We included randomised controlled trials (RCTs), quasi-RCTs and cluster-RCTs that evaluated the effectiveness of the provision of assistive devices, education on hip precautions, environmental modifications, or training in ADL and EADL for people undergoing THA. The main outcomes of interest were pain, function, health-related quality of life (HRQOL), global assessment of treatment success, reoperation rate, hip dislocation and adverse events.
We used standard methodological procedures recognised by Cochrane. We conducted a systematic literature search using several databases and contacted corresponding authors, appraised the evidence using the Cochrane risk of bias tool, analysed the data using a narrative analysis approach (as it was not possible to conduct a meta-analysis due to heterogeneity in interventions), and interpreted all outcomes using the GRADE approach.

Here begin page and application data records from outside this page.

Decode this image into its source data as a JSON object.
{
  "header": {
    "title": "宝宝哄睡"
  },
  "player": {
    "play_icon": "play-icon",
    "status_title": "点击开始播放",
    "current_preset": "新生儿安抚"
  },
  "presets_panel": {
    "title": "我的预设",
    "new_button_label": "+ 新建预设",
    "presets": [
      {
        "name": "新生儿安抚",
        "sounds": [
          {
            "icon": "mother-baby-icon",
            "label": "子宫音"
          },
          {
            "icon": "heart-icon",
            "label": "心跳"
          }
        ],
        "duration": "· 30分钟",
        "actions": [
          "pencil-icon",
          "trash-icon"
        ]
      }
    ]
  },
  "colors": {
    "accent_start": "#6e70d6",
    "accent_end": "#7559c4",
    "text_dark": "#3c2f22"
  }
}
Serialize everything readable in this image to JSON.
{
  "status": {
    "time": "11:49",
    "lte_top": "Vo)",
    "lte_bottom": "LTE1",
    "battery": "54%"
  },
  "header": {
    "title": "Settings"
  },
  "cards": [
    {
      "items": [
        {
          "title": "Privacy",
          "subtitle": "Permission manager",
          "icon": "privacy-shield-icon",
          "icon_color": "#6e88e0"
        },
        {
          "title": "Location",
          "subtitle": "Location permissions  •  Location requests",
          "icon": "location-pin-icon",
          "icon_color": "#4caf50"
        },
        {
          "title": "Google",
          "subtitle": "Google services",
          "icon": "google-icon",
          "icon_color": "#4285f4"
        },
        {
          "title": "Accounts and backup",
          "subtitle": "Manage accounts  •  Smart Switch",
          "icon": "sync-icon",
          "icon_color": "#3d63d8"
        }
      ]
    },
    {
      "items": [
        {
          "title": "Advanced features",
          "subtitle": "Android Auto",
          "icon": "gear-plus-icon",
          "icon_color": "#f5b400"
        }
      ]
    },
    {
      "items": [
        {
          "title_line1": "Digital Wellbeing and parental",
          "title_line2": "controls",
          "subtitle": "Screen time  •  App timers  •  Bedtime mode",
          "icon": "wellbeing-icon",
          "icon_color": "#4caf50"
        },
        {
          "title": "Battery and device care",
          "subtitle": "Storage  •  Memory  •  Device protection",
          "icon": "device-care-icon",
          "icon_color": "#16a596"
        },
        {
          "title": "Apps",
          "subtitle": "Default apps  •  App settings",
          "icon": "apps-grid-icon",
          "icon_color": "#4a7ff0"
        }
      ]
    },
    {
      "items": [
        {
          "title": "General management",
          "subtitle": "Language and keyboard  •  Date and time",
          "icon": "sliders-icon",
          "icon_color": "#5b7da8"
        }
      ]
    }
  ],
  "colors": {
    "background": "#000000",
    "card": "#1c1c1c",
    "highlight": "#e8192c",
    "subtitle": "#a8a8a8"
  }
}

We included three trials with a total of 492 participants who had received 530 THA. The evidence presented with a high risk of performance, detection and reporting bias.One study (81 participants) compared outcomes for participants randomised to the provision of hip precautions, equipment and functional restrictions versus no provision of hip precautions, equipment or functional restrictions. Due to the quality of evidence being very low, we are uncertain if the provision of hip precautions, equipment and functional restrictions improved function measured using the Harris Hip Score at 12 month follow-up, or health-related quality of life (HRQOL) measured by the Short Form-12 at four week follow-up, compared to not providing this. There were no incidences of hip dislocation or adverse events in either group during the initial 12 postoperative months. The study did not measure pain score, global assessment of treatment success or total adverse events.One study (265 participants; 303 THAs) evaluated the provision of hip precautions with versus without the prescription of postoperative equipment and restrictions to functional activities. Due to the quality of evidence being very low, we are uncertain if perceived satisfaction in the rate of recovery differed in people who were not prescribed postoperative equipment and restrictions (135/151 satisfied) compared to those prescribed equipment and restrictions (113/152) (risk ratio (RR) 0.83, 95% confidence interval (CI) 0.75 to 0.93; 265 participants, one trial; number needed to treat for an additional beneficial outcome (NNTB) = 7). Due to the low quality evidence, we are uncertain if the incidence of hip dislocation differed between participants provided with hip precautions with (1/152) compared to without providing equipment or restrictions post-THA (0/151) (RR 2.98, 95% CI 0.12 to 72.59). The study did not measure pain, function, HRQOL, re-operation rates or total adverse events.One study (146 participants) investigated the provision of an enhanced postoperative education and rehabilitation service on hospital discharge to promote functional ADL versus a conventional rehabilitation intervention in the community. This study was of very low quality evidence. We were uncertain if the provision of enhanced postoperative education and rehabilitation improved function at six months follow-up, when assessed using the Objective and Subjective Functional Capability Index (146 participants, one trial; P > 0.05; no numerical results provided) compared to conventional rehabilitation. The study did not measure pain score, HRQOL, global assessment of treatment success, hip dislocation, re-operation rate or total adverse events.
Very low quality evidence is available from single trials, thus we are uncertain if hip precautions with or without the addition of equipment and functional restrictions are effective in preventing dislocation and improving outcomes after THA. There is also insufficient evidence to support or refute the adoption of a postoperative community rehabilitation programme consisting of functional reintegration and education compared to conventional rehabilitation strategies based on functional outcomes.Further high-quality trials are warranted to assess the outcomes of different occupational therapy interventions both in the short and longer-term for those who undergo THA. An assessment of the impact of such interventions on pain and restriction on personal ADL, EADL and instrumental ADL is needed, and also of functional integration-type interventions rather than just hip precautions, equipment and restrictions.